With the ages and stages of our children, that wouldn't work; it wouldn't be a break at all if I had to leave the wife and children I love back here. I have, however, got the opportunity to travel with Oak Hall Expeditions to Israel. I've never been before. The Christian faith is not an abstract philosophy, or a set of ideas. God revealed himself in space and time, and this is the corner of the world where those real events happened.
Normal life is very busy, juggling many responsibilities.
During sabbatical, I get to decide how much goes into the diary. That means it's a valuable chance to spend more time with the family, to be more available. When I'm studying at home, I'd expect a normal day to be between 9.30am and 3pm, so that when they're around, so am I.
If all the above sounds exhausting and over-full, remember: I get to decide how much I do. All of this is to be a joy, not a duty. Nobody else is requiring anything.
Remember the storyline of the Bible, told through the theme of rest. God created a good world, and then rested from his work. He wanted to teach us that the goal of his work was to enjoy what he had created, and the goal of all we do is to enjoy the world he's made and to enjoy him. Sadly, we rebelled, and life became about painful toil. A few generations later, a baby boy was named Noah. Perhaps he will bring us rest, his parents said, for that is what his name means.

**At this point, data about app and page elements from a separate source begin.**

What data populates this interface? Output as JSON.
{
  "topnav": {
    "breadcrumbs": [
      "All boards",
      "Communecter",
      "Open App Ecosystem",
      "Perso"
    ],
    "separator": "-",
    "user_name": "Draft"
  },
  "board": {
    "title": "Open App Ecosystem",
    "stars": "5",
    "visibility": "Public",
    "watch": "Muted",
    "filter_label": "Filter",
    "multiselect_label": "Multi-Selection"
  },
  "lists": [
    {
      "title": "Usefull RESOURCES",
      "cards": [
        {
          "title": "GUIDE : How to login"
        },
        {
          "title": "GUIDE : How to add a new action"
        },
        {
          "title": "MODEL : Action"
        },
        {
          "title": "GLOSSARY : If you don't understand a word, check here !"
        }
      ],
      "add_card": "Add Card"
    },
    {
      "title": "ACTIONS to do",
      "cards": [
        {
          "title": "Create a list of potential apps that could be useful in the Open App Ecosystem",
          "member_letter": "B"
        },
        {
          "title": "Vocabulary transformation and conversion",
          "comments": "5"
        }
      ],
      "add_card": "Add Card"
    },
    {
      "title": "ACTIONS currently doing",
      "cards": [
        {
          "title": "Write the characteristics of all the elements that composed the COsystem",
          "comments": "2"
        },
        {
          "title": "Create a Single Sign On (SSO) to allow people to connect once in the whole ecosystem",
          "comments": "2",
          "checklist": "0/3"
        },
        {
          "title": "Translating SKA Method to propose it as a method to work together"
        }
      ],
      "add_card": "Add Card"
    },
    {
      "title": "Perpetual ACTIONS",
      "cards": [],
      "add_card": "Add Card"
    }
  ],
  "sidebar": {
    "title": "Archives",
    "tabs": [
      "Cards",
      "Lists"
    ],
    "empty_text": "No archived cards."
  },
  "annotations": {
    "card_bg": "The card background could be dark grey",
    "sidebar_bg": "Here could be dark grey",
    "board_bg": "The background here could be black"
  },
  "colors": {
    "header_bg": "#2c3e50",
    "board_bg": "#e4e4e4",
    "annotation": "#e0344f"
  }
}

But he didn't. God eventually led his people into a good land, a place of rest. But they rebelled and were thrown out. And, as Psalm 95 says, picked up in Hebrews 4, the offer of entering God's rest still stands. The ultimate goal of history is for us to join God in the Sabbath rest he's enjoyed since the world began, a goal that will be realised for all his people when Jesus Christ returns.
Sabbatical is a few months to enjoy sabbath. To anticipate the new creation; to embody the truth that we were made to enjoy God, to rest, to worship, not made for work that has become an idol. Whatever else I do or don't do during those months, it all has to be about creating the space to recapture that.
‘Come to me, all you who are weary and burdened, and I will give you rest. Take my yoke upon you and learn from me, for I am gentle and humble in heart, and you will find rest for your souls. For my yoke is easy and my burden is light.’ (Jesus, Matthew 11:28-30)
To blog or not to blog
That is the question.
I certainly intend to log out of all my social media accounts and stay away. I may even disable them for the duration. (Facebook lets you do that; Twitter does not.)
If I find lots of interesting things in my reading, experiences in my travels, and things like that, I may well share them in real time here. Perhaps the frequency of my blog posting will shoot right up.
Or perhaps it won't. Perhaps it will drop to zero, and you'll hear nothing from me until I return.
I've no idea. I'll blog if it's helpful, and not if it's not. This is about recharging, not creating any sense of external obligation.